“In my opinion, she could not look after herself due to her drinking and she should have had a carer.”

After displaying symptoms of psychosis, Hertfordshire-born Terry was assigned a support worker by CMHT who visited on a bimonthly basis.

On one occasion, when the worker asked to help source a new fridge, Ms. Terry declined – stating that she was having her kitchen fitted and it wasn’t an “urgent” acquisition.

Additionally, a social care package was proposed by the CMHT, but Ms Terry again refused – assuring them that her neighbours were taking good care of her.

Issues with a lack of heating were never mentioned.

Ms Kent said: “We had to respect her choice and decision and she had the ability to weigh up her options. We felt she had insight and an ability to self-rescue by calling into services so that was quite a protective factor.”

No concerns were highlighted when Ms Terry had her annual over-the-phone mental health check in February 2021, nine months before her death.

Paying tribute to Miss Terry after the inquest, her sister Miss Rogers said: ” She was a gentle soul who loved animals.

“Despite being well known to Exeter mental health services, having been sectioned six times in four years including several occasions in Exeter, she was discharged during a lockdown and judged a ‘low risk’.

“Yet the mental health services knew she couldn’t cook for herself, didn’t have a fridge, wasn’t taking her medication, and had been sectioned the year before.

“Cass’s death is an indictment of current mental health provision. The principle of self-determination seems to be used as an excuse to ration mental health services. Once discharged, there was no care for Cass.

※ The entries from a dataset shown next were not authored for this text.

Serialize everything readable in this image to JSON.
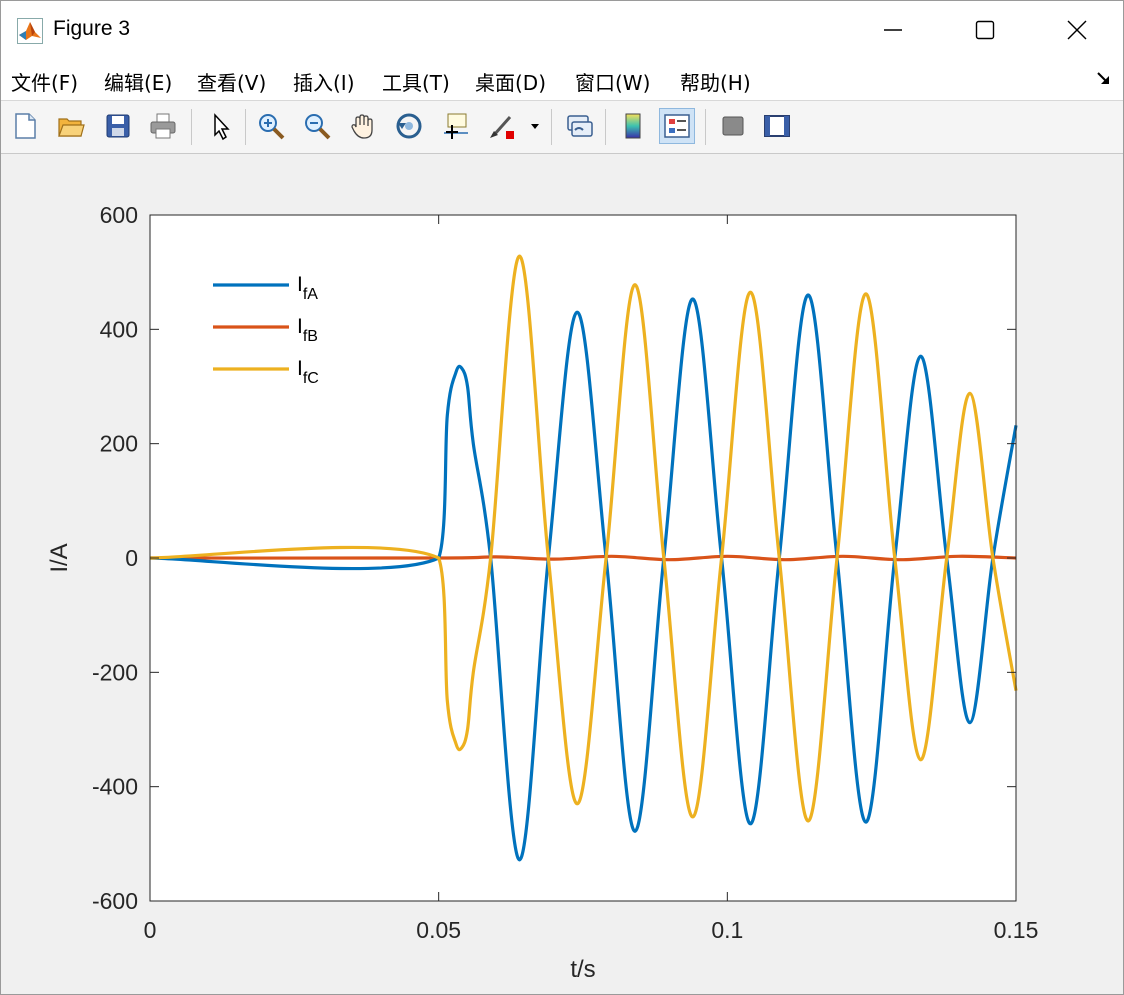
{
  "window": {
    "title": "Figure 3"
  },
  "menu": {
    "items": [
      "文件(F)",
      "编辑(E)",
      "查看(V)",
      "插入(I)",
      "工具(T)",
      "桌面(D)",
      "窗口(W)",
      "帮助(H)"
    ]
  },
  "toolbar": {
    "icons": [
      "new-figure-icon",
      "open-file-icon",
      "save-icon",
      "print-icon",
      "pointer-icon",
      "zoom-in-icon",
      "zoom-out-icon",
      "pan-hand-icon",
      "rotate-3d-icon",
      "data-cursor-icon",
      "brush-icon",
      "link-plot-icon",
      "colorbar-icon",
      "legend-icon",
      "hide-plot-tools-icon",
      "show-plot-tools-icon"
    ]
  },
  "chart_data": {
    "type": "line",
    "xlabel": "t/s",
    "ylabel": "I/A",
    "xlim": [
      0,
      0.15
    ],
    "ylim": [
      -600,
      600
    ],
    "xticks": [
      0,
      0.05,
      0.1,
      0.15
    ],
    "xtick_labels": [
      "0",
      "0.05",
      "0.1",
      "0.15"
    ],
    "yticks": [
      600,
      400,
      200,
      0,
      -200,
      -400,
      -600
    ],
    "ytick_labels": [
      "600",
      "400",
      "200",
      "0",
      "-200",
      "-400",
      "-600"
    ],
    "grid": false,
    "legend": {
      "placement": "top-left",
      "entries": [
        {
          "main": "I",
          "sub": "fA"
        },
        {
          "main": "I",
          "sub": "fB"
        },
        {
          "main": "I",
          "sub": "fC"
        }
      ]
    },
    "series": [
      {
        "name": "IfA",
        "color": "#0072BD",
        "x": [
          0,
          0.05,
          0.0515,
          0.053,
          0.054,
          0.055,
          0.056,
          0.059,
          0.064,
          0.069,
          0.074,
          0.079,
          0.084,
          0.089,
          0.094,
          0.099,
          0.104,
          0.109,
          0.114,
          0.119,
          0.124,
          0.129,
          0.1335,
          0.138,
          0.142,
          0.146,
          0.15
        ],
        "y": [
          0,
          0,
          250,
          325,
          332,
          300,
          200,
          0,
          -528,
          0,
          430,
          0,
          -478,
          0,
          453,
          0,
          -465,
          0,
          460,
          0,
          -462,
          0,
          353,
          0,
          -288,
          0,
          232
        ]
      },
      {
        "name": "IfB",
        "color": "#D95319",
        "x": [
          0,
          0.05,
          0.06,
          0.07,
          0.08,
          0.09,
          0.1,
          0.11,
          0.12,
          0.13,
          0.14,
          0.15
        ],
        "y": [
          0,
          0,
          2,
          -2,
          3,
          -3,
          3,
          -3,
          3,
          -3,
          3,
          0
        ]
      },
      {
        "name": "IfC",
        "color": "#EDB120",
        "x": [
          0,
          0.05,
          0.0515,
          0.053,
          0.054,
          0.055,
          0.056,
          0.059,
          0.064,
          0.069,
          0.074,
          0.079,
          0.084,
          0.089,
          0.094,
          0.099,
          0.104,
          0.109,
          0.114,
          0.119,
          0.124,
          0.129,
          0.1335,
          0.138,
          0.142,
          0.146,
          0.15
        ],
        "y": [
          0,
          0,
          -250,
          -325,
          -332,
          -300,
          -200,
          0,
          528,
          0,
          -430,
          0,
          478,
          0,
          -453,
          0,
          465,
          0,
          -460,
          0,
          462,
          0,
          -353,
          0,
          288,
          0,
          -232
        ]
      }
    ]
  }
}
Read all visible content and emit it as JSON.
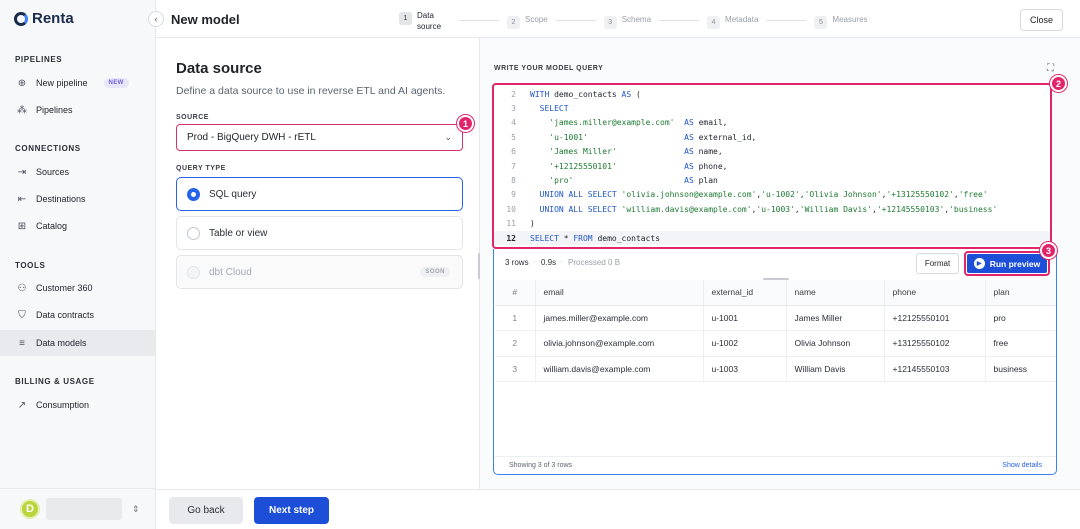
{
  "app": {
    "name": "Renta"
  },
  "sidebar": {
    "sections": [
      {
        "label": "PIPELINES"
      },
      {
        "label": "CONNECTIONS"
      },
      {
        "label": "TOOLS"
      },
      {
        "label": "BILLING & USAGE"
      }
    ],
    "items": [
      {
        "label": "New pipeline",
        "icon": "plus-circle-icon",
        "badge": "NEW"
      },
      {
        "label": "Pipelines",
        "icon": "pipelines-icon"
      },
      {
        "label": "Sources",
        "icon": "source-arrow-icon"
      },
      {
        "label": "Destinations",
        "icon": "destination-arrow-icon"
      },
      {
        "label": "Catalog",
        "icon": "grid-icon"
      },
      {
        "label": "Customer 360",
        "icon": "user-icon"
      },
      {
        "label": "Data contracts",
        "icon": "shield-icon"
      },
      {
        "label": "Data models",
        "icon": "database-icon",
        "active": true
      },
      {
        "label": "Consumption",
        "icon": "chart-icon"
      }
    ],
    "account": {
      "avatar_letter": "D"
    }
  },
  "header": {
    "title": "New model",
    "steps": [
      {
        "num": "1",
        "label": "Data source",
        "active": true
      },
      {
        "num": "2",
        "label": "Scope"
      },
      {
        "num": "3",
        "label": "Schema"
      },
      {
        "num": "4",
        "label": "Metadata"
      },
      {
        "num": "5",
        "label": "Measures"
      }
    ],
    "close_label": "Close"
  },
  "data_source": {
    "title": "Data source",
    "description": "Define a data source to use in reverse ETL and AI agents.",
    "source_label": "SOURCE",
    "source_value": "Prod - BigQuery DWH - rETL",
    "query_type_label": "QUERY TYPE",
    "options": [
      {
        "label": "SQL query",
        "selected": true
      },
      {
        "label": "Table or view"
      },
      {
        "label": "dbt Cloud",
        "disabled": true,
        "badge": "SOON"
      }
    ]
  },
  "markers": [
    "1",
    "2",
    "3"
  ],
  "editor": {
    "label": "WRITE YOUR MODEL QUERY",
    "lines": [
      {
        "n": "2",
        "tokens": [
          [
            "kw",
            "WITH "
          ],
          [
            "plain",
            "demo_contacts "
          ],
          [
            "kw",
            "AS "
          ],
          [
            "plain",
            "("
          ]
        ]
      },
      {
        "n": "3",
        "tokens": [
          [
            "kw",
            "  SELECT"
          ]
        ]
      },
      {
        "n": "4",
        "tokens": [
          [
            "str",
            "    'james.miller@example.com'  "
          ],
          [
            "kw",
            "AS "
          ],
          [
            "plain",
            "email,"
          ]
        ]
      },
      {
        "n": "5",
        "tokens": [
          [
            "str",
            "    'u-1001'                    "
          ],
          [
            "kw",
            "AS "
          ],
          [
            "plain",
            "external_id,"
          ]
        ]
      },
      {
        "n": "6",
        "tokens": [
          [
            "str",
            "    'James Miller'              "
          ],
          [
            "kw",
            "AS "
          ],
          [
            "plain",
            "name,"
          ]
        ]
      },
      {
        "n": "7",
        "tokens": [
          [
            "str",
            "    '+12125550101'              "
          ],
          [
            "kw",
            "AS "
          ],
          [
            "plain",
            "phone,"
          ]
        ]
      },
      {
        "n": "8",
        "tokens": [
          [
            "str",
            "    'pro'                       "
          ],
          [
            "kw",
            "AS "
          ],
          [
            "plain",
            "plan"
          ]
        ]
      },
      {
        "n": "9",
        "tokens": [
          [
            "kw",
            "  UNION ALL SELECT "
          ],
          [
            "str",
            "'olivia.johnson@example.com'"
          ],
          [
            "plain",
            ","
          ],
          [
            "str",
            "'u-1002'"
          ],
          [
            "plain",
            ","
          ],
          [
            "str",
            "'Olivia Johnson'"
          ],
          [
            "plain",
            ","
          ],
          [
            "str",
            "'+13125550102'"
          ],
          [
            "plain",
            ","
          ],
          [
            "str",
            "'free'"
          ]
        ]
      },
      {
        "n": "10",
        "tokens": [
          [
            "kw",
            "  UNION ALL SELECT "
          ],
          [
            "str",
            "'william.davis@example.com'"
          ],
          [
            "plain",
            ","
          ],
          [
            "str",
            "'u-1003'"
          ],
          [
            "plain",
            ","
          ],
          [
            "str",
            "'William Davis'"
          ],
          [
            "plain",
            ","
          ],
          [
            "str",
            "'+12145550103'"
          ],
          [
            "plain",
            ","
          ],
          [
            "str",
            "'business'"
          ]
        ]
      },
      {
        "n": "11",
        "tokens": [
          [
            "plain",
            ")"
          ]
        ]
      },
      {
        "n": "12",
        "tokens": [
          [
            "kw",
            "SELECT "
          ],
          [
            "plain",
            "* "
          ],
          [
            "kw",
            "FROM "
          ],
          [
            "plain",
            "demo_contacts"
          ]
        ],
        "current": true
      }
    ]
  },
  "results": {
    "rows_meta": "3 rows",
    "time_meta": "0.9s",
    "processed_meta": "Processed 0 B",
    "format_label": "Format",
    "run_label": "Run preview",
    "columns": [
      "#",
      "email",
      "external_id",
      "name",
      "phone",
      "plan"
    ],
    "rows": [
      [
        "1",
        "james.miller@example.com",
        "u-1001",
        "James Miller",
        "+12125550101",
        "pro"
      ],
      [
        "2",
        "olivia.johnson@example.com",
        "u-1002",
        "Olivia Johnson",
        "+13125550102",
        "free"
      ],
      [
        "3",
        "william.davis@example.com",
        "u-1003",
        "William Davis",
        "+12145550103",
        "business"
      ]
    ],
    "footer_count": "Showing 3 of 3 rows",
    "show_details": "Show details"
  },
  "footer": {
    "back_label": "Go back",
    "next_label": "Next step"
  },
  "colors": {
    "accent": "#1d4ed8",
    "highlight": "#e0256b"
  }
}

The mental health system that is set up to protect people like Cass has seriously failed her and our family.”

Recording a conclusion of natural causes, area coroner Alison Longhorn

Area coroner Alison Longhorn reached a conclusion of natural causes for Ms Terry’s death.

A mental health check nine months before her death found no cause for concernBPM